When I saw Love, Here is My Hat, I needed to buy it again because Saroyan appeals to my heart and not my literary head. I bought it because Saroyan signals the pull of something or someplace absent; because the stories collected there are about people trying to make do, to make simple lives of love and happiness; and most of all because the book and that title I’ve never quite understood represent an offer. “Here is my hat.” Perhaps it’s a gesture of surrender, or of begging.
August 1, 2012
Writers I publish with give a look of pain when I tell them I teach high school, wondering how I have any remaining interest or energy to write. I argue that I not only have sufficient time — the summers certainly help — but the emotional freedom that sometimes is only provided through job security.
July 31, 2012
by Shane Jones
The best, most comforting advice I’ve ever heard on the “Why I write” question is from a woman named Lynea Lattanzio, who runs the largest cat refuge in California. She said, “I’m not crazy, what I do is crazy.”
July 30, 2012
by Janet Potter
I suppose it’s a gift of modern life that I was able to cook, host, and eat the night’s feast. It’s more likely that when book six comes out I’ll spend a good deal of time yelling at the characters to thank their chefs.
July 27, 2012
Shandy makes the Cervantes/Fielding/Dickens picaresque look like a straight walk down a well-lit road. It is both a challenge to read and a sustained work of jumpy, distracted hilarity.
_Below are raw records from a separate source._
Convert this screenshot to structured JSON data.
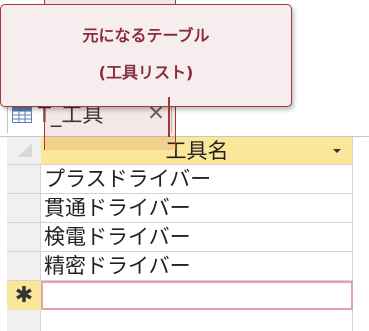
{
  "callout": {
    "line1": "元になるテーブル",
    "line2": "(工具リスト)"
  },
  "tab": {
    "title": "T_工具",
    "close_glyph": "✕",
    "icon": "table-icon"
  },
  "datasheet": {
    "column_header": "工具名",
    "rows": [
      "プラスドライバー",
      "貫通ドライバー",
      "検電ドライバー",
      "精密ドライバー"
    ],
    "new_record_marker": "✱"
  },
  "colors": {
    "accent": "#a4373a",
    "header_fill": "#fbe79a",
    "callout_fill": "#f6edef",
    "callout_text": "#8b2d3c",
    "new_row_border": "#e8a0a8"
  }
}
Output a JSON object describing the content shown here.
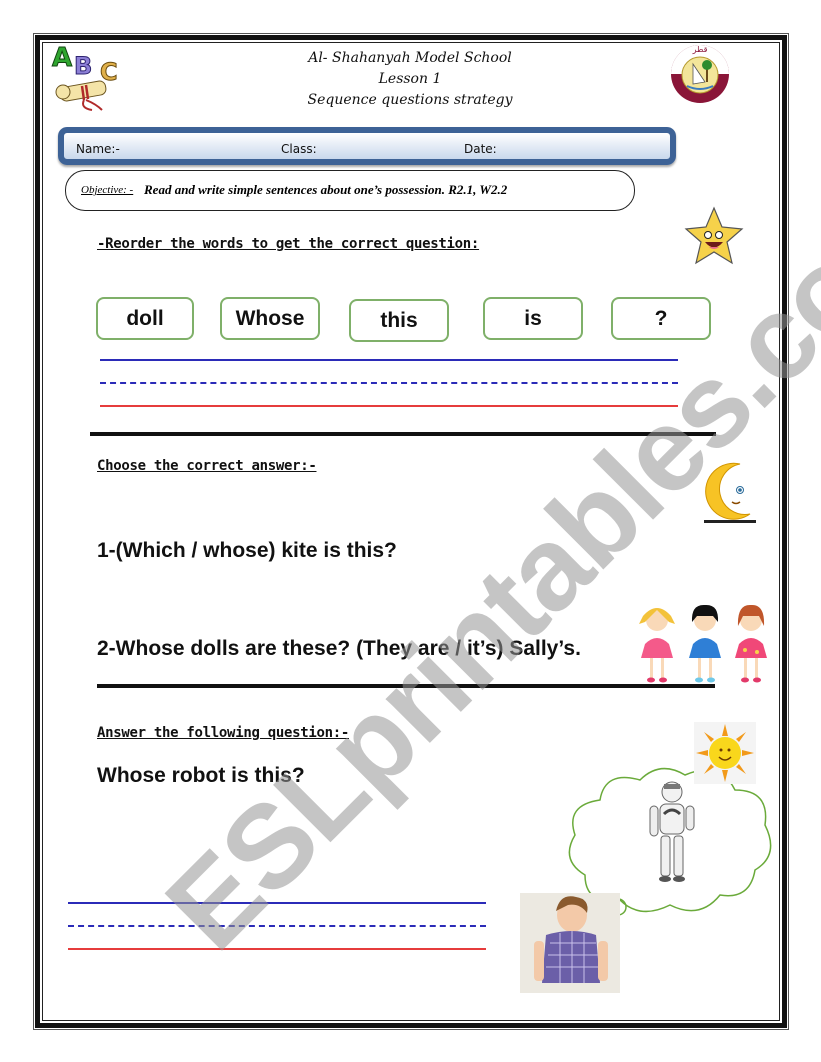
{
  "header": {
    "school": "Al- Shahanyah Model School",
    "lesson": "Lesson 1",
    "topic": "Sequence questions strategy",
    "left_logo": "abc-scroll-icon",
    "right_logo": "qatar-ministry-emblem"
  },
  "info_band": {
    "name_label": "Name:-",
    "class_label": "Class:",
    "date_label": "Date:"
  },
  "objective": {
    "label": "Objective: -",
    "text": "Read and write simple sentences about one’s possession.  R2.1, W2.2"
  },
  "section1": {
    "heading": "-Reorder the words to get the correct question:",
    "words": [
      "doll",
      "Whose",
      "this",
      "is",
      "?"
    ],
    "icon": "smiling-star-icon"
  },
  "section2": {
    "heading": "Choose the correct answer:-",
    "questions": [
      "1-(Which / whose) kite is this?",
      "2-Whose dolls are these? (They are / it’s) Sally’s."
    ],
    "icons": [
      "crescent-moon-icon",
      "three-dolls-icon"
    ]
  },
  "section3": {
    "heading": "Answer the following question:-",
    "question": "Whose robot is this?",
    "icons": [
      "sun-icon",
      "robot-icon",
      "thought-cloud",
      "boy-photo"
    ]
  },
  "watermark": "ESLprintables.com",
  "colors": {
    "band_border": "#3d6296",
    "word_box_border": "#7fb069",
    "writing_line_blue": "#2b2bb8",
    "writing_line_red": "#e63c3c",
    "cloud_stroke": "#6aaa3a"
  }
}
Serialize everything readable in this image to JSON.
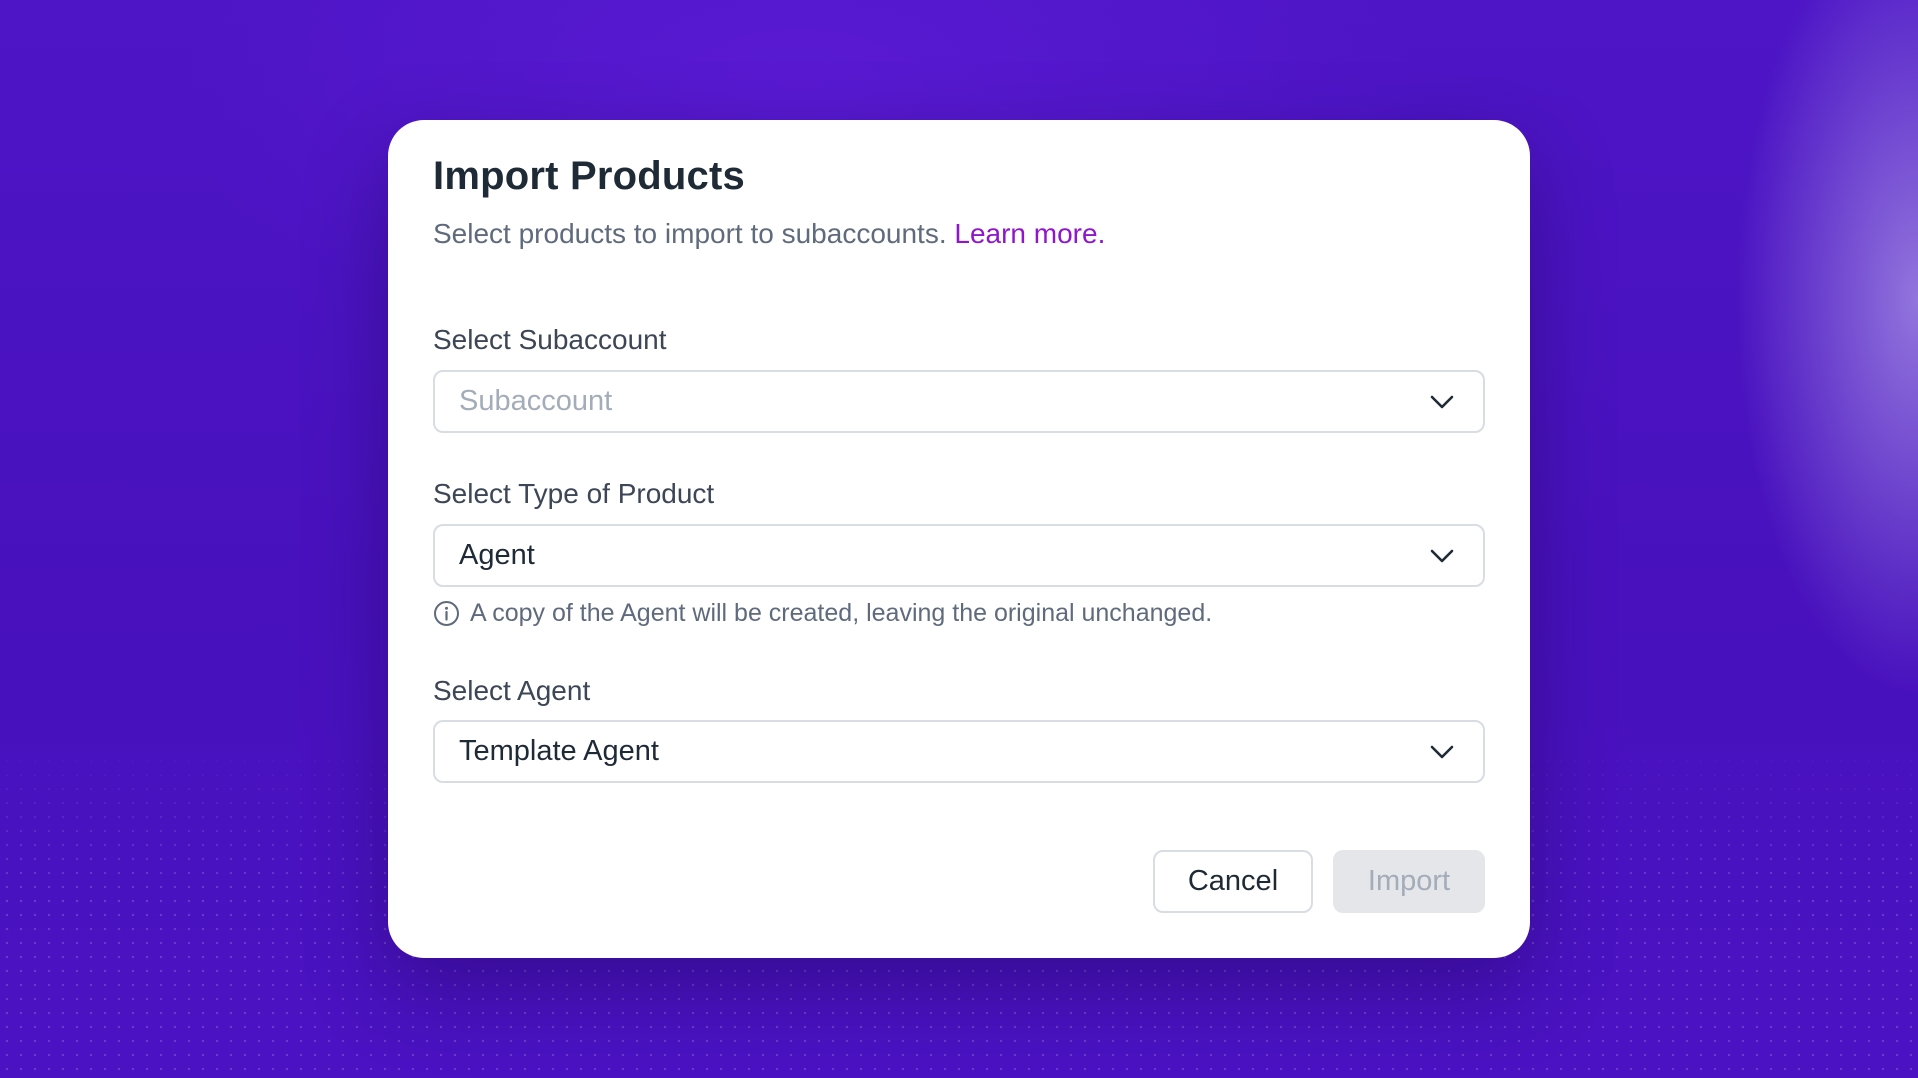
{
  "modal": {
    "title": "Import Products",
    "subtitle": "Select products to import to subaccounts.",
    "learn_more": "Learn more."
  },
  "fields": {
    "subaccount": {
      "label": "Select Subaccount",
      "placeholder": "Subaccount",
      "value": ""
    },
    "product_type": {
      "label": "Select Type of Product",
      "value": "Agent",
      "hint": "A copy of the Agent will be created, leaving the original unchanged."
    },
    "agent": {
      "label": "Select Agent",
      "value": "Template Agent"
    }
  },
  "actions": {
    "cancel_label": "Cancel",
    "import_label": "Import",
    "import_disabled": true
  },
  "icons": {
    "dropdown": "chevron-down-icon",
    "hint": "info-icon"
  },
  "colors": {
    "background": "#4a14c0",
    "link": "#8f17c9",
    "title": "#1f2a37",
    "disabled_button": "#e4e6ea"
  }
}
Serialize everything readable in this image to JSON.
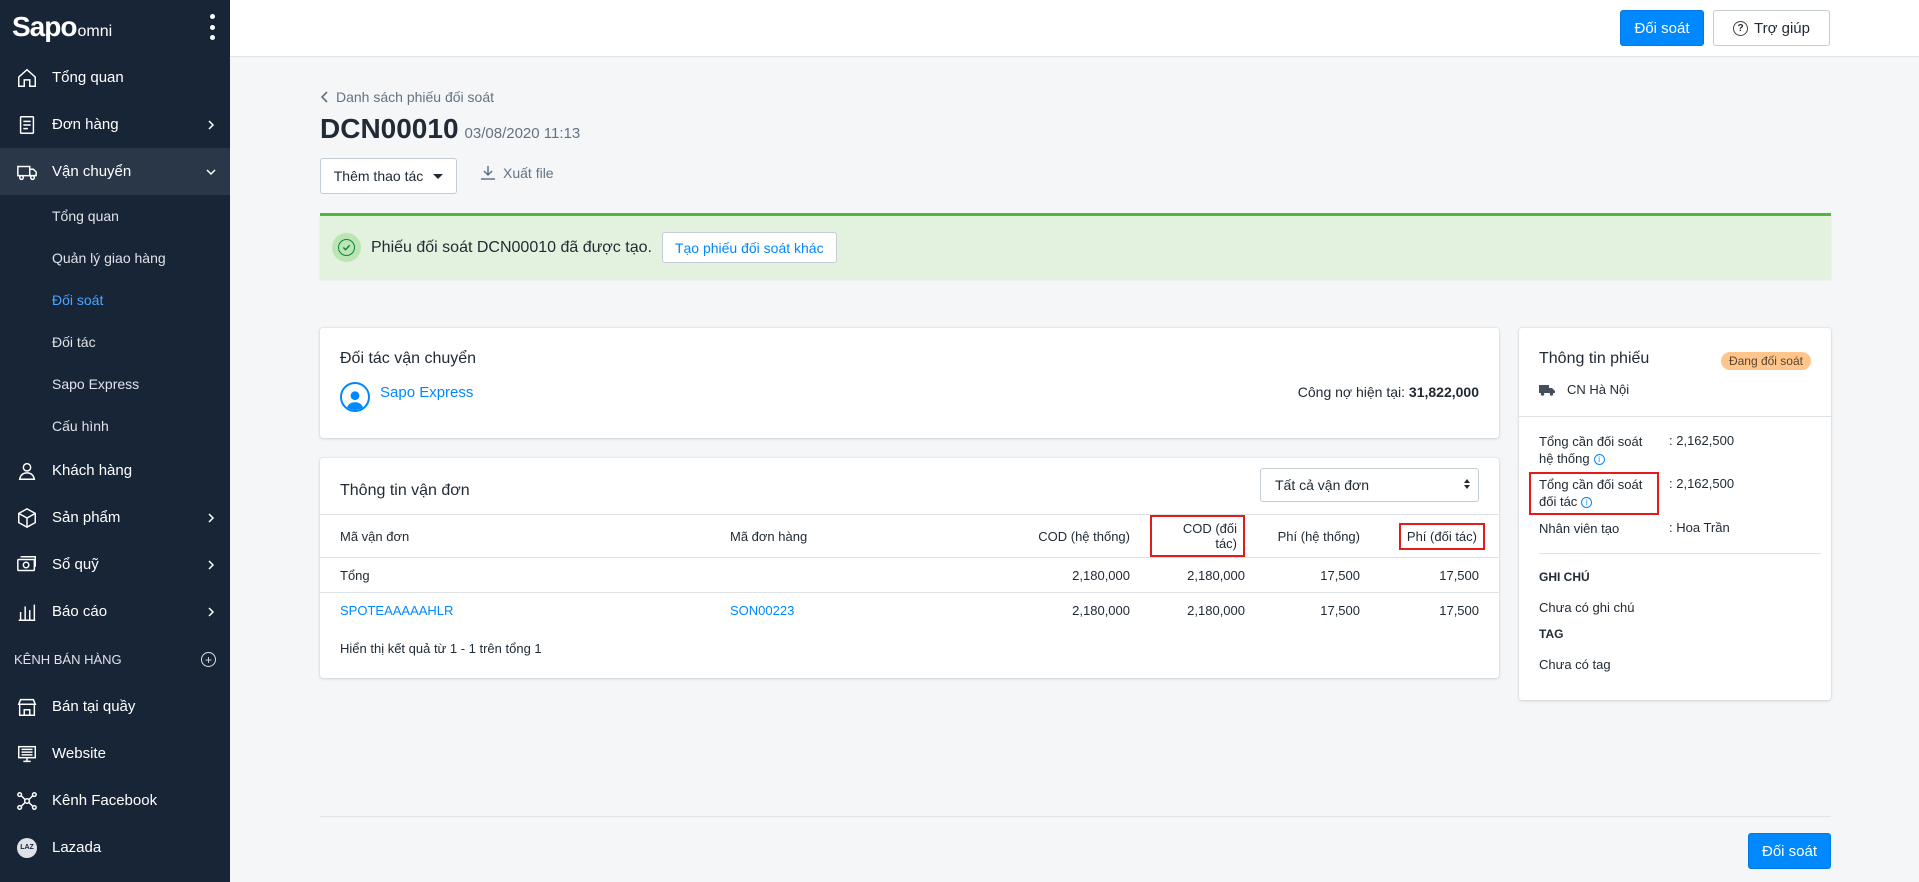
{
  "brand": {
    "logo_main": "Sapo",
    "logo_sub": "omni"
  },
  "sidebar": {
    "items": [
      {
        "label": "Tổng quan",
        "icon": "home-icon"
      },
      {
        "label": "Đơn hàng",
        "icon": "order-icon"
      },
      {
        "label": "Vận chuyển",
        "icon": "truck-icon"
      },
      {
        "label": "Khách hàng",
        "icon": "user-icon"
      },
      {
        "label": "Sản phẩm",
        "icon": "box-icon"
      },
      {
        "label": "Sổ quỹ",
        "icon": "cash-icon"
      },
      {
        "label": "Báo cáo",
        "icon": "chart-icon"
      }
    ],
    "shipping_sub": [
      "Tổng quan",
      "Quản lý giao hàng",
      "Đối soát",
      "Đối tác",
      "Sapo Express",
      "Cấu hình"
    ],
    "sales_channels_label": "KÊNH BÁN HÀNG",
    "channels": [
      {
        "label": "Bán tại quầy",
        "icon": "pos-icon"
      },
      {
        "label": "Website",
        "icon": "website-icon"
      },
      {
        "label": "Kênh Facebook",
        "icon": "facebook-channel-icon"
      },
      {
        "label": "Lazada",
        "icon": "lazada-icon",
        "badge": "LAZ"
      }
    ]
  },
  "topbar": {
    "reconcile_label": "Đối soát",
    "help_label": "Trợ giúp"
  },
  "page": {
    "breadcrumb": "Danh sách phiếu đối soát",
    "code": "DCN00010",
    "datetime": "03/08/2020 11:13",
    "more_actions": "Thêm thao tác",
    "export": "Xuất file"
  },
  "alert": {
    "message": "Phiếu đối soát DCN00010 đã được tạo.",
    "button": "Tạo phiếu đối soát khác"
  },
  "partner": {
    "title": "Đối tác vận chuyển",
    "name": "Sapo Express",
    "debt_label": "Công nợ hiện tại:",
    "debt_value": "31,822,000"
  },
  "orders": {
    "title": "Thông tin vận đơn",
    "filter": "Tất cả vận đơn",
    "columns": [
      "Mã vận đơn",
      "Mã đơn hàng",
      "COD (hệ thống)",
      "COD (đối tác)",
      "Phí (hệ thống)",
      "Phí (đối tác)"
    ],
    "total_row": [
      "Tổng",
      "",
      "2,180,000",
      "2,180,000",
      "17,500",
      "17,500"
    ],
    "rows": [
      [
        "SPOTEAAAAAHLR",
        "SON00223",
        "2,180,000",
        "2,180,000",
        "17,500",
        "17,500"
      ]
    ],
    "footer": "Hiển thị kết quả từ 1 - 1 trên tổng 1"
  },
  "info": {
    "title": "Thông tin phiếu",
    "status": "Đang đối soát",
    "branch": "CN Hà Nội",
    "system_total_label": "Tổng cần đối soát hệ thống",
    "system_total_value": ": 2,162,500",
    "partner_total_label": "Tổng cần đối soát đối tác",
    "partner_total_value": ": 2,162,500",
    "creator_label": "Nhân viên tạo",
    "creator_value": ": Hoa Trần",
    "note_head": "GHI CHÚ",
    "note_text": "Chưa có ghi chú",
    "tag_head": "TAG",
    "tag_text": "Chưa có tag"
  },
  "bottom": {
    "reconcile_label": "Đối soát"
  },
  "colors": {
    "sidebar": "#182537",
    "primary": "#0088ff",
    "success": "#50b83c",
    "highlight": "#e21b1b",
    "badge": "#ffc58b"
  }
}
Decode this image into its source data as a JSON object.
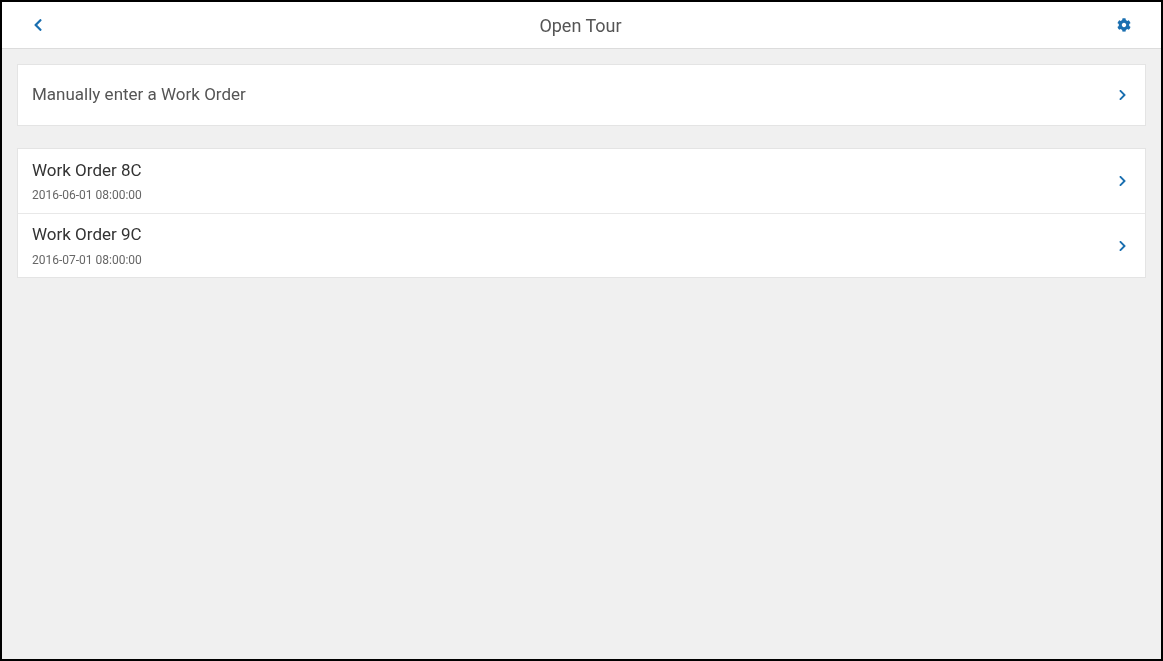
{
  "header": {
    "title": "Open Tour"
  },
  "manual_entry": {
    "label": "Manually enter a Work Order"
  },
  "work_orders": [
    {
      "title": "Work Order 8C",
      "date": "2016-06-01 08:00:00"
    },
    {
      "title": "Work Order 9C",
      "date": "2016-07-01 08:00:00"
    }
  ]
}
Attention deficit, for Sterne, is not something to be feared in the reader — it is the basis for his process of composition.
July 25, 2012
Would you want to read a war novel called Love Is One Fervent Fire? Or Death Once Dead? Or, God forbid, One Event Happeneth to Them All? Evidently, Hemingway considered all these and many more even worse ones before making a note to himself, “Shitty titles,” and going with A Farewell to Arms.
July 19, 2012
by Bill Morris
For all its many virtues, the fifth edition is not perfect. Its one glaring flaw is an introductory essay written by the chairman of the Usage Panel, Steven Pinker, a Harvard University linguist and cognitive scientist who is also an avowed descriptivist. What’s that whirring noise I hear? Is it William Morris, who died in 1994, spinning in his grave?
July 17, 2012
by Edra Ziesk
Getting rid of the clothing of someone who has died is almost a cliché, heavily metaphorical however you look at it. So it was a surprise that, within weeks of my mother’s death, my father wanted her clothes out of the house. Everything, gone.
July 16, 2012
To summarize the act of writing and releasing the book, Knausgaard said, “I have given away my soul.”
July 10, 2012
by Bill Morris
They try to form a band, they do drugs, they light themselves on fire, they fall off roofs. It’s all so New Jersey.